Exercise aim »
Filter these entries, keeping only lines that hold the word "JSON".

Available data Start Marker

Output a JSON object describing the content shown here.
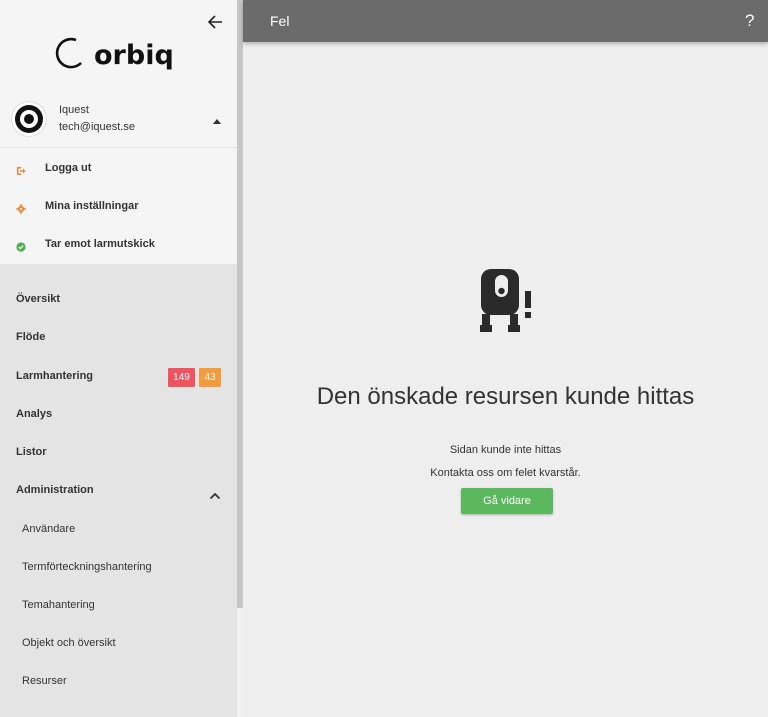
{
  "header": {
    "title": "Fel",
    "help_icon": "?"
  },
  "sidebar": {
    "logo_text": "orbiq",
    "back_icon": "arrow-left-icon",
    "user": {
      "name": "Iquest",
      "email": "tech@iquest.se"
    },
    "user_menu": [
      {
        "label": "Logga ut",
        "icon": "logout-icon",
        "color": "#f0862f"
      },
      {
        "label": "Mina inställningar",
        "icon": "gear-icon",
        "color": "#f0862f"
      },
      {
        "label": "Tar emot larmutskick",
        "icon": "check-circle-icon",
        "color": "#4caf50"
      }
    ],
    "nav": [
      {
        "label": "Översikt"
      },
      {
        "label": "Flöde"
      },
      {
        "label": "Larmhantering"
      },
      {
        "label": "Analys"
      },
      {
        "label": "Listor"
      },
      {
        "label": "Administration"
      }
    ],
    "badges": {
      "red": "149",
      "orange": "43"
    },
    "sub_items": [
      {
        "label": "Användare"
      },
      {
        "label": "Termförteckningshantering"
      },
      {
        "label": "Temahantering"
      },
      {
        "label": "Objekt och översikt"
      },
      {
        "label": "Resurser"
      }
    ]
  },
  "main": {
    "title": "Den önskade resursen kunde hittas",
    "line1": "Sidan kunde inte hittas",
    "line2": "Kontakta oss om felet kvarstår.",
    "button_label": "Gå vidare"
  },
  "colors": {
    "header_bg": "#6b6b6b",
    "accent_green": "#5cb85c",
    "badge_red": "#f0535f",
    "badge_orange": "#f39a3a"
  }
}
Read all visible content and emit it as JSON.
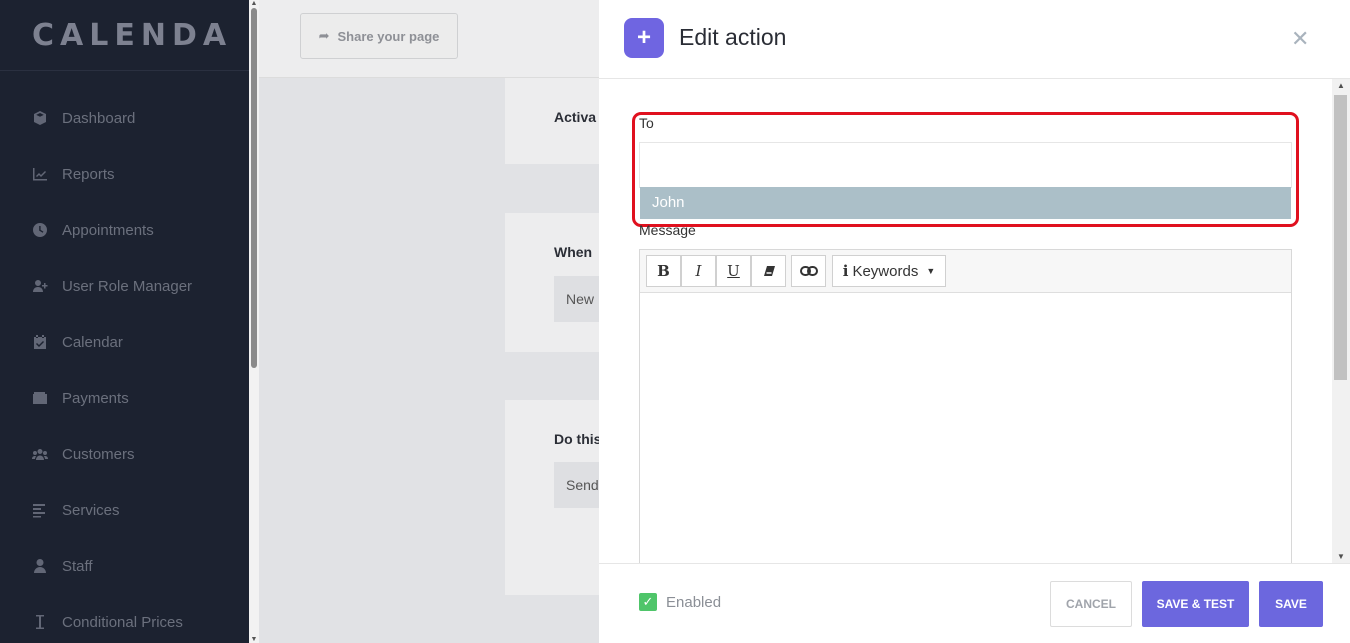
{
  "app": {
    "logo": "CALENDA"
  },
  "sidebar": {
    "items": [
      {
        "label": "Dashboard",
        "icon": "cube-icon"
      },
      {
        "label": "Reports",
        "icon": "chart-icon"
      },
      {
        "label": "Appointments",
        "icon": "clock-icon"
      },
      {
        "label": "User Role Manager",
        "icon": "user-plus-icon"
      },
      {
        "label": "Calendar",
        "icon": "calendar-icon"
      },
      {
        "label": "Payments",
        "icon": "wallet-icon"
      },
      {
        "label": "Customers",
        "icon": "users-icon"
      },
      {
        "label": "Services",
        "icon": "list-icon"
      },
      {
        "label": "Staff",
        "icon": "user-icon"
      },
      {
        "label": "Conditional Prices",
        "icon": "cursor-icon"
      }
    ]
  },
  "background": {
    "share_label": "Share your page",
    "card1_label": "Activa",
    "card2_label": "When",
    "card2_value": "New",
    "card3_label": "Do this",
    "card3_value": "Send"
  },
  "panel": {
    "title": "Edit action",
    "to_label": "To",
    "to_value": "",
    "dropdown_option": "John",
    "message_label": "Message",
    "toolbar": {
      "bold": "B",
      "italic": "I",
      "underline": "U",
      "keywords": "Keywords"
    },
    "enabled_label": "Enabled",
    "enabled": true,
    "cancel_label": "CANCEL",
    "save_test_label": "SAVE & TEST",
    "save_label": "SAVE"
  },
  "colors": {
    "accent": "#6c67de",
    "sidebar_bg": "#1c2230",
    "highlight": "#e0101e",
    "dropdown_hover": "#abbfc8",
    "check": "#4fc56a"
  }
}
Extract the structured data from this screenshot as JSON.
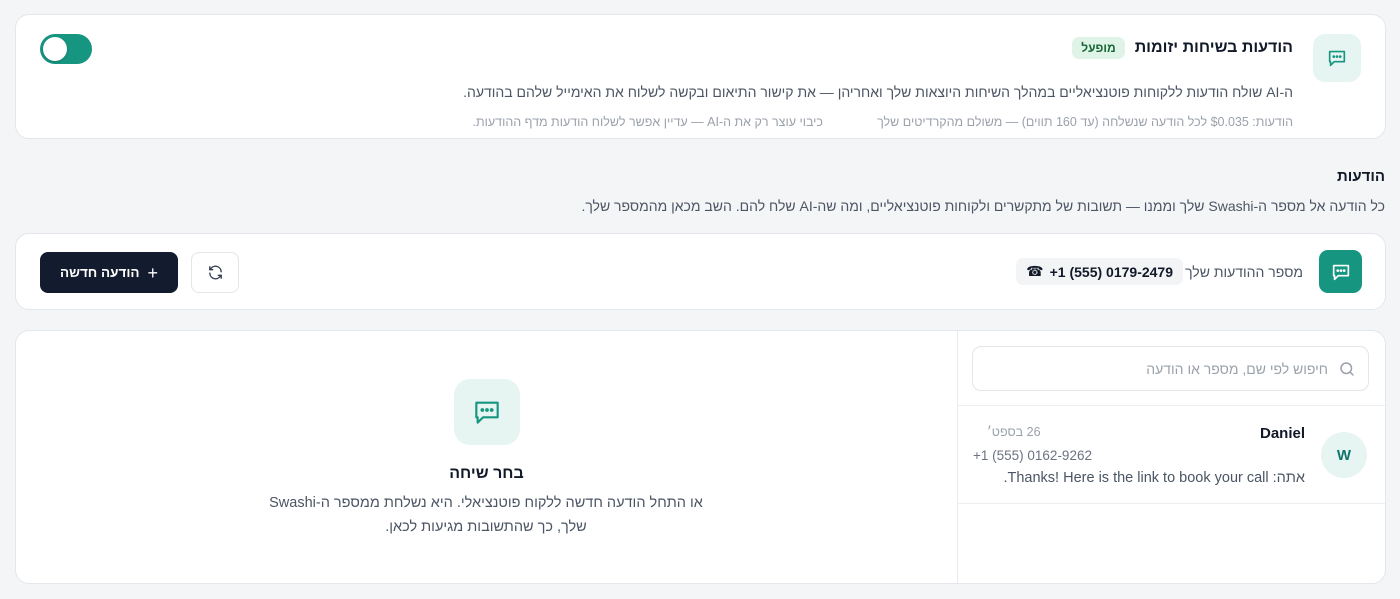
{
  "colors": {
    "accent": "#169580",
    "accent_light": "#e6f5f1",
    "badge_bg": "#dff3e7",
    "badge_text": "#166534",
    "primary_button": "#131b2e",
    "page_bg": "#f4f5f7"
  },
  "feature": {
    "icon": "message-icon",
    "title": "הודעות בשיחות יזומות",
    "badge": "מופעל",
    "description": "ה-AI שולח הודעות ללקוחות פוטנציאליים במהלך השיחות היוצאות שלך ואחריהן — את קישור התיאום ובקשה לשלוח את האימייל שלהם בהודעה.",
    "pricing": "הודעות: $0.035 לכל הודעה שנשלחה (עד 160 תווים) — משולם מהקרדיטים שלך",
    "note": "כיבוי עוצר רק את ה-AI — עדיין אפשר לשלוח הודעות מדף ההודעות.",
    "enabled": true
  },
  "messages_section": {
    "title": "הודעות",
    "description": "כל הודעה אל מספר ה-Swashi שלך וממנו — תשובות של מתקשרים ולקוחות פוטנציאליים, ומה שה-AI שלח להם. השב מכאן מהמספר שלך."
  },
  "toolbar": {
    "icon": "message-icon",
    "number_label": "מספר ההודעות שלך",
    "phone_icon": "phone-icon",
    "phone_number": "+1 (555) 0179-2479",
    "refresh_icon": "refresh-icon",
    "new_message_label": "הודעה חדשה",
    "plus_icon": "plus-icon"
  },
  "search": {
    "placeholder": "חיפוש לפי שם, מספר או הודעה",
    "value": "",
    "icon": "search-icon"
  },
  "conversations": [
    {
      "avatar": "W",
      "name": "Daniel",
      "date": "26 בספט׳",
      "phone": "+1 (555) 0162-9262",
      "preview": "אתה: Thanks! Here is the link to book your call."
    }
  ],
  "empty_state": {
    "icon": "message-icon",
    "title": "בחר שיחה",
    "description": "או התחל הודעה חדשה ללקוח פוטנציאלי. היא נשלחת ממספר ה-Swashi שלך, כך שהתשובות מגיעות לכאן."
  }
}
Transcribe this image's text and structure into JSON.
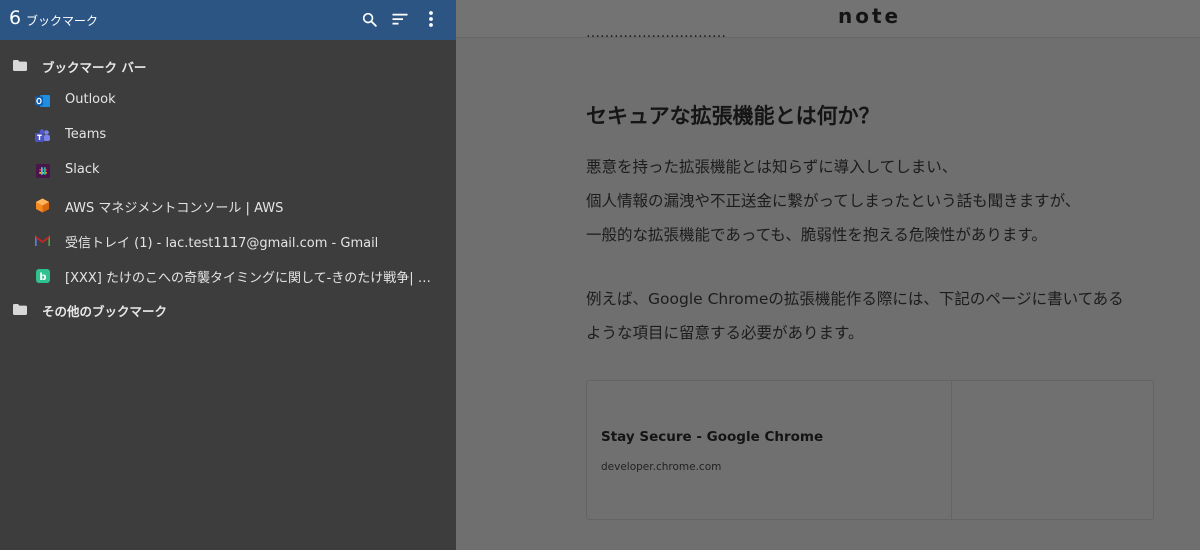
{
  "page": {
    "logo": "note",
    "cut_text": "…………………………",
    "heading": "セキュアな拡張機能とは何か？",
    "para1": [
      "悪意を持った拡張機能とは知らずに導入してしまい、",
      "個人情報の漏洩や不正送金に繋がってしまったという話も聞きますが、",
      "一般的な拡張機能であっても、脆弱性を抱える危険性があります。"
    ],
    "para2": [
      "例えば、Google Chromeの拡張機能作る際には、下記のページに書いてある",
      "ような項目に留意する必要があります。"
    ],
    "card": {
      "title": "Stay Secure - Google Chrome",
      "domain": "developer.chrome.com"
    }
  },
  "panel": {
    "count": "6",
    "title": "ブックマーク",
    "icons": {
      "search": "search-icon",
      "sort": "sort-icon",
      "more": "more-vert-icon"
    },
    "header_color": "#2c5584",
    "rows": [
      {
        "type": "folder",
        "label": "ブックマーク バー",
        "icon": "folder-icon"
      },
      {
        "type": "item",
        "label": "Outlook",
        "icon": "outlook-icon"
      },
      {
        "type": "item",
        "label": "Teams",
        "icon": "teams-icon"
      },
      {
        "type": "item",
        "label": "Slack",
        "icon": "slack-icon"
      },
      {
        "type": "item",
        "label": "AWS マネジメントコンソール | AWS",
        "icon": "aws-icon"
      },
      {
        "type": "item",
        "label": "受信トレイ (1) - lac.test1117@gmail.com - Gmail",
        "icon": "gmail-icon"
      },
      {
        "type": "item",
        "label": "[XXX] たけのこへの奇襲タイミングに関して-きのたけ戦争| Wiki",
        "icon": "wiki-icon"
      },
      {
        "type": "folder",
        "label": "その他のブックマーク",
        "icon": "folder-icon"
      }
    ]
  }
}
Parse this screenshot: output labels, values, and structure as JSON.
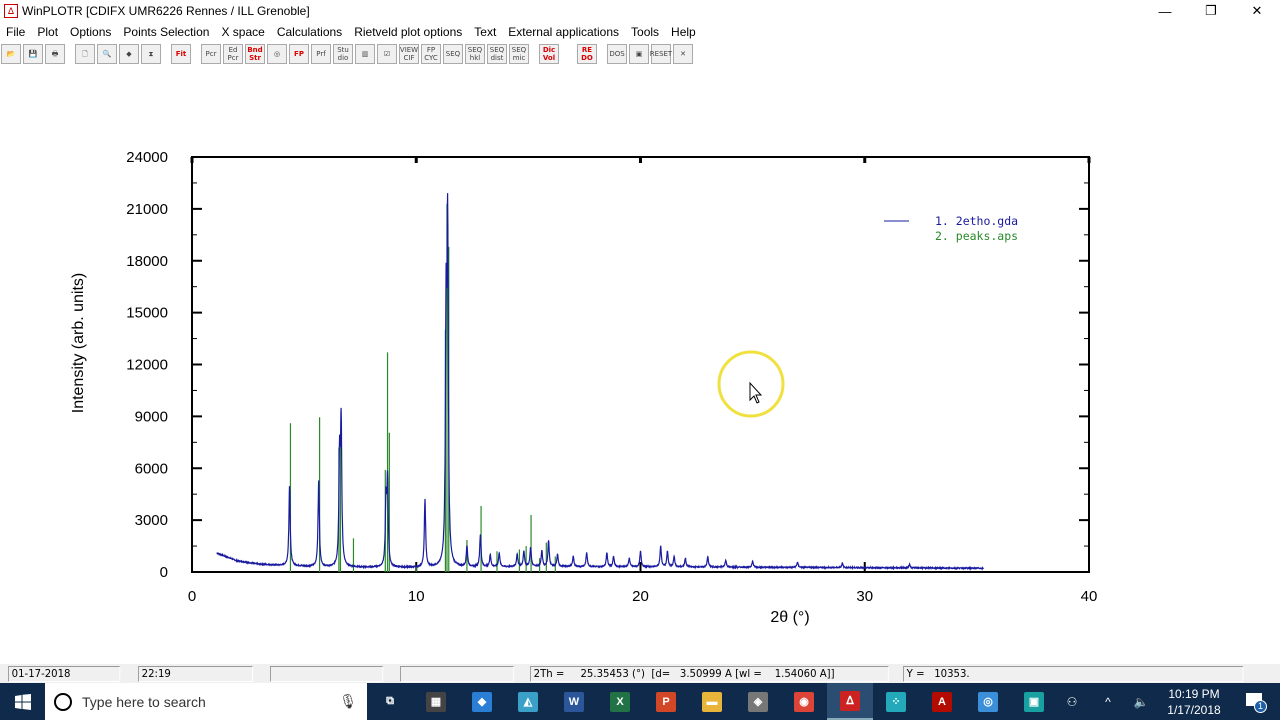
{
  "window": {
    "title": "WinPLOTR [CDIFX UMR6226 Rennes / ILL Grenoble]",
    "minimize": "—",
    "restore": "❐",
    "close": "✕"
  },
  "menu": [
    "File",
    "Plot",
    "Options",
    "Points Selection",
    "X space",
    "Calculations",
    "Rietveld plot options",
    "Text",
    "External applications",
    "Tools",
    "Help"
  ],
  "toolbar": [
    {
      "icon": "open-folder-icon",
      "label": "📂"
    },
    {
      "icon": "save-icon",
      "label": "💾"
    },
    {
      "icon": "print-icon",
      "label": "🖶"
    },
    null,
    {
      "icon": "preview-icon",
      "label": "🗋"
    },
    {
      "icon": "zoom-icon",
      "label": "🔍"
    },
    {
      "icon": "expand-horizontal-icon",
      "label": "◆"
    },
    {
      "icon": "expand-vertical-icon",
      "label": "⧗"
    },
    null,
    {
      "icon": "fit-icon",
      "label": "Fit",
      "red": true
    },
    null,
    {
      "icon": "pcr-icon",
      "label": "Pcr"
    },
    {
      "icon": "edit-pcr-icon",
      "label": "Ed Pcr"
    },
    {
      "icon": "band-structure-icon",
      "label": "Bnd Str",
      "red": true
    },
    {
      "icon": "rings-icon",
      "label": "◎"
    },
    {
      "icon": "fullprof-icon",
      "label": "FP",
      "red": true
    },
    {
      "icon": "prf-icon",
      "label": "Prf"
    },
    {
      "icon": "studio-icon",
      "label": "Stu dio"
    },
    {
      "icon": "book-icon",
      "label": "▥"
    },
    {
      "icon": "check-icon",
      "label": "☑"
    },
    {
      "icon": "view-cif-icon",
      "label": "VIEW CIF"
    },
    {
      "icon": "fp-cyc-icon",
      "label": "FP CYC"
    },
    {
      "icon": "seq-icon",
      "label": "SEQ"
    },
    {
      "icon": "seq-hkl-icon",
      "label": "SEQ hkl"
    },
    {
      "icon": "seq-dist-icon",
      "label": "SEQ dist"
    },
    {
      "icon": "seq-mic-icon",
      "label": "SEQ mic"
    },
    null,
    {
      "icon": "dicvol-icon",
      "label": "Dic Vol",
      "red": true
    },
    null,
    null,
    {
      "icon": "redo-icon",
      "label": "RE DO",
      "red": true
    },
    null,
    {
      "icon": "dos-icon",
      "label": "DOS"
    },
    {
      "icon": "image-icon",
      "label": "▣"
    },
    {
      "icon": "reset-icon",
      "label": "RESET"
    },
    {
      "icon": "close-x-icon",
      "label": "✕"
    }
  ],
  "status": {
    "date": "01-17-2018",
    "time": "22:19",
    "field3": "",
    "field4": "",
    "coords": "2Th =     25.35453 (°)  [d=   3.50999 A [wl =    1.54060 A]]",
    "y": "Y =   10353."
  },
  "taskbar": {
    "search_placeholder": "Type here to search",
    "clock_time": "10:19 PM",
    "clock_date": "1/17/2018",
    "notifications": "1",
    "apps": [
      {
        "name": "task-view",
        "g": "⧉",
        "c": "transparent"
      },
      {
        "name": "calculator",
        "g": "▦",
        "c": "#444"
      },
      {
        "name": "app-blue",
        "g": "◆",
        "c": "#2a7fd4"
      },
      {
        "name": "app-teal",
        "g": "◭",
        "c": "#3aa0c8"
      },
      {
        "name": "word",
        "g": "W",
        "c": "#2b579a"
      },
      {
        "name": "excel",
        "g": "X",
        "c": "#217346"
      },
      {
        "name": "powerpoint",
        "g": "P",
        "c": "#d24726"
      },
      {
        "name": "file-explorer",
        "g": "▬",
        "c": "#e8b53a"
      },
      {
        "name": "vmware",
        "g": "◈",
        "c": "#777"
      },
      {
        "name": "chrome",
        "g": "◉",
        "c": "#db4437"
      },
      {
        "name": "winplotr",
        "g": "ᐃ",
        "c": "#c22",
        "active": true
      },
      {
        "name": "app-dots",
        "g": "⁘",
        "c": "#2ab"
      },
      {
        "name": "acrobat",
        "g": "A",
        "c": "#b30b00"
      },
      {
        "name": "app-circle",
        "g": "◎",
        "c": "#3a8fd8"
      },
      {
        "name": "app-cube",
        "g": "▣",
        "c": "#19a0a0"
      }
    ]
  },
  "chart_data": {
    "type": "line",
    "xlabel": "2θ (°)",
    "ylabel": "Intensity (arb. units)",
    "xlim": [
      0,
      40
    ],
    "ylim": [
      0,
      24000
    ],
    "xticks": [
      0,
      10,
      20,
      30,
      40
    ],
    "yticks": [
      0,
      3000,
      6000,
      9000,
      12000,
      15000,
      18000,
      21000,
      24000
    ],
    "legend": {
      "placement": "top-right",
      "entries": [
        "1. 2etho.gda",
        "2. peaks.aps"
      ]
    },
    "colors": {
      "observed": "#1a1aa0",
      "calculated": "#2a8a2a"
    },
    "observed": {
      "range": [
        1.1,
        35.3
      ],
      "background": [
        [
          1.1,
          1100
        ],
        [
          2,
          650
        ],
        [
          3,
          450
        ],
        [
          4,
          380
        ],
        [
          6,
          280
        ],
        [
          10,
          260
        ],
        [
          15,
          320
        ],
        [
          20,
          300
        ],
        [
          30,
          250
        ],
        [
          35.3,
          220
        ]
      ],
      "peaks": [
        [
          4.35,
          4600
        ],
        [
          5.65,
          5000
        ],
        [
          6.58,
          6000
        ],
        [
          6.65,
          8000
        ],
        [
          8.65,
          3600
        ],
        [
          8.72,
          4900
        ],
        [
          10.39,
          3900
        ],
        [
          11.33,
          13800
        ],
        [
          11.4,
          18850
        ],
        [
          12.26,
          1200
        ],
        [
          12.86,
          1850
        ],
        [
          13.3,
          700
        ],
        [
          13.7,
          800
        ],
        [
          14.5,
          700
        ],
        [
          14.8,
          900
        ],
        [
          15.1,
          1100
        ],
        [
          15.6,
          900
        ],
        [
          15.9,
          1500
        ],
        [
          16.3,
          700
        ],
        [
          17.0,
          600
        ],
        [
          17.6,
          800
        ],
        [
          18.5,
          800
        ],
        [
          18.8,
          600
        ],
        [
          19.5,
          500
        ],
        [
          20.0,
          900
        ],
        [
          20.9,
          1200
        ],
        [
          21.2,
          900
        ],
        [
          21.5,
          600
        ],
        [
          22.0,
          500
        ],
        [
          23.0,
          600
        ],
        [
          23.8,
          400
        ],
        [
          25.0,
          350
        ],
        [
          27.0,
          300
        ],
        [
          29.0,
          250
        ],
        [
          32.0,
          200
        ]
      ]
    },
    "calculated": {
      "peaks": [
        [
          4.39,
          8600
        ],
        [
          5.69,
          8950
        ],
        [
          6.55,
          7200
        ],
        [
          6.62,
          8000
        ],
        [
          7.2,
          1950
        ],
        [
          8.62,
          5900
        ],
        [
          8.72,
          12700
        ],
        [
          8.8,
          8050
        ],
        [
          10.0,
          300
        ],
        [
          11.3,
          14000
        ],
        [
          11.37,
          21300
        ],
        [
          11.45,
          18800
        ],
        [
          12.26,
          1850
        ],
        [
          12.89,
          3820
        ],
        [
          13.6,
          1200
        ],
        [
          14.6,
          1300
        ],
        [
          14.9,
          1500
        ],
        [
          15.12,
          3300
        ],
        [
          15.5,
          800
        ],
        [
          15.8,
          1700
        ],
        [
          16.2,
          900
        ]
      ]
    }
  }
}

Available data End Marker

Solution »
Output a JSON object describing the content shown here.
Read all visible content and emit it as JSON.
Extract the structured data from this screenshot as JSON.
Transcribe this image's text and structure into JSON.
Parse this screenshot: output labels, values, and structure as JSON.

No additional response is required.